HAMBURG -- Volkswagen Group CEO Herbert Diess will stay on in the role, the company said, ending weeks of uncertainty about his future as the automaker increased spending on electric cars to catch up with Tesla.
VW Group's supervisory board presented its annual update to the company's five-year investment plan on Thursday, outlining investments of 159 billion euros ($180 billion), up from 150 billion euros last year, and electrifying more of VW's sites across Europe.
Spending for EVs will be raised by about 50 percent to nearly $59 billion, compared with last year's blueprint, VW said.

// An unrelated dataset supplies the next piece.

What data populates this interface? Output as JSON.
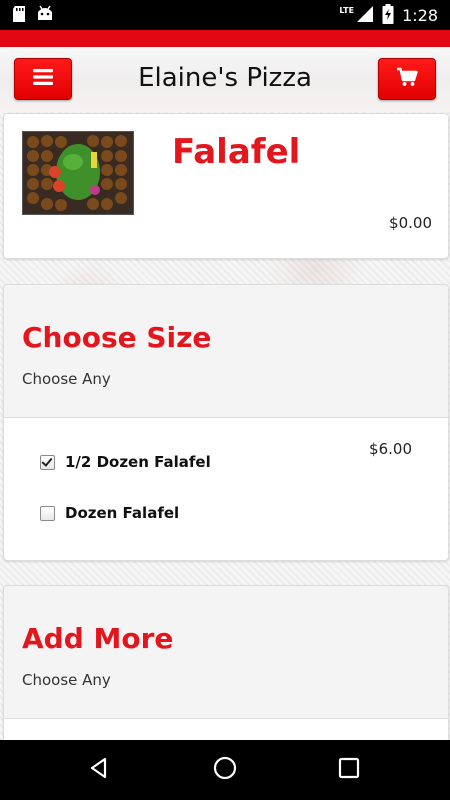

By 2026, about a quarter of all sales will be electric only, VW predicted.
"We are becoming a battery manufacturer, a charging infrastructure manager, software is playing a more dominant role ... we are developing new business activities with an unbelievable dimension for us," Diess said, adding the company expected to generate 20 billion euros of revenue by 2030 from its battery division alone.
In a nod to worker representatives keen to keep a strong power base at home, VW confirmed a plan to add a new electric car factory near its global headquarters in Wolfsburg. The site will produce some 250,000 vehicles as part of the Trinity project.
VW also reorganized its top leadership.
VW brand chief Ralf Brandstaetter will take over the group's China business from Diess on Aug. 1. Skoda boss Thomas Schaefer will become VW brand CEO.
Diess will add responsibility for the company's software unit Cariad, taking charge of the unit from Audi CEO Markus Duesmann.
VW also elevated Hildegard Wortmann from its Audi unit as new head of global sales for the group.
Manfred Döss will take over the group's Integrity and Legal Affairs department from Hiltrud Werner on Feb. 1. Döss, a lawyer, has been head of the group’s legal division since 2016 and steered the company through its legal battles with U.S. authorities over its diesel emissions scandal.
Hauke Stars, former chief information officer of Deutsche Börse, will be the automaker's new head of IT.
Diess said the reorganization of the leadership team will see the VW Group delegating management of individual car brands to focus on these overarching business areas.
Diess's future had been in doubt following clashes with VW's powerful labor unions.
"We have made important decisions and found good answers to make Volkswagen fit for the future," supervisory board chairman Hans Dieter Poetsch said in a press conference following the announcements.
Diess acknowledged the difficult discussions by referring to an "intense process" in the run-up to today’s unveiling. At the same time, he said he never lost the desire to run the carmaker, calling the job "very close to my heart.”
Diess' management and communication style angered the carmaker's works council, prompting weeks of negotiations over his future at the automaker. Diess had warned of tens of thousands of possible job losses in coming years and frequently highlighting the threat of competition from Tesla.
At a news conference on Thursday, works council head Daniela Cavallo said it was happy with the outcome of negotiations.
"I have no interest for us to have these conflicts in public," Cavallo said. "The conclusions of this planning round are clear: we have a solid and robust plan we can all be proud of."
VW Group confirmed it expected its operating margin to be at the upper end of its 6 percent to 7.5 percent target range for 2021.
Bloomberg contributed to this report.